## Instructions to follow
Copy out each line from the material where the word "cake" is found.

## Data for the task

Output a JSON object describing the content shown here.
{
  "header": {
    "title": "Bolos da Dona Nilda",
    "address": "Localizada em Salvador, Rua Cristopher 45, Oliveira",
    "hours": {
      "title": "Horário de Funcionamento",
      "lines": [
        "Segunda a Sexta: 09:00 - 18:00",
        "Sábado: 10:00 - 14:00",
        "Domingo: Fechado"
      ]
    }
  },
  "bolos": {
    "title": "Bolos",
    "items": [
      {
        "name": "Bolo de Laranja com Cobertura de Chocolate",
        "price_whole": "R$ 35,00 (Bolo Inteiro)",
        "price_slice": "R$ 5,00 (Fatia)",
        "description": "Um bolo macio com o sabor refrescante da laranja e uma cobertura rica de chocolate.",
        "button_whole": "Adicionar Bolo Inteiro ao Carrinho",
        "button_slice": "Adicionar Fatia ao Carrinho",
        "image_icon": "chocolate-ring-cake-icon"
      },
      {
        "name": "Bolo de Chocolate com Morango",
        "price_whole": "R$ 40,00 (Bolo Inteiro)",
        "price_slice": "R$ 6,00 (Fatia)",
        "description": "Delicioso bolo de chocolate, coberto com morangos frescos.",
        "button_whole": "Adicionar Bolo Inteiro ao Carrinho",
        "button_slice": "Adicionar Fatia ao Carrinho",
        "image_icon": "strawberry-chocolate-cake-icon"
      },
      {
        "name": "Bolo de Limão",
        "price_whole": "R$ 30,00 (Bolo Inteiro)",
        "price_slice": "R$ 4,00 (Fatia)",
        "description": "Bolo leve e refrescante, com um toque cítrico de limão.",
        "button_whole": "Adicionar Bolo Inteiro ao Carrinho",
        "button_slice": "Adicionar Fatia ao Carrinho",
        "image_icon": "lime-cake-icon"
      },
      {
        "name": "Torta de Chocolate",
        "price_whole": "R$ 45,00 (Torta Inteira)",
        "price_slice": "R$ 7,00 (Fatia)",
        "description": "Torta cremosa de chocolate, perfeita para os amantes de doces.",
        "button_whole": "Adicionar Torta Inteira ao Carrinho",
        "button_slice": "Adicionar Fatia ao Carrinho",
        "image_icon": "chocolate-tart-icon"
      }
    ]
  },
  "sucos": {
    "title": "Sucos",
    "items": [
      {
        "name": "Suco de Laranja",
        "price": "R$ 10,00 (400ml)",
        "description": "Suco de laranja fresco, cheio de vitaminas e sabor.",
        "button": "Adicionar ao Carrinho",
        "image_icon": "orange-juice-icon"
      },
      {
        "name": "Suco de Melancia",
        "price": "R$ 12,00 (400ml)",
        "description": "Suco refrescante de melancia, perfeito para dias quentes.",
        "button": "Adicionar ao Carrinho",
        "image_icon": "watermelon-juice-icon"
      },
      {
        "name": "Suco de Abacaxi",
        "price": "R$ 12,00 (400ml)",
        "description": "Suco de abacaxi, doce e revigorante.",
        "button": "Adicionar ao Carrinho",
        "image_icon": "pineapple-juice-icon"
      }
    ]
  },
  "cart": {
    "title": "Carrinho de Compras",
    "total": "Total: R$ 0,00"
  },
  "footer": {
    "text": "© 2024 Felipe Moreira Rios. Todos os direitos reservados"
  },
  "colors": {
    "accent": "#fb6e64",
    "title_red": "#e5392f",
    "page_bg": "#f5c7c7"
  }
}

## Task result
        "image_icon": "chocolate-ring-cake-icon"
        "image_icon": "strawberry-chocolate-cake-icon"
        "image_icon": "lime-cake-icon"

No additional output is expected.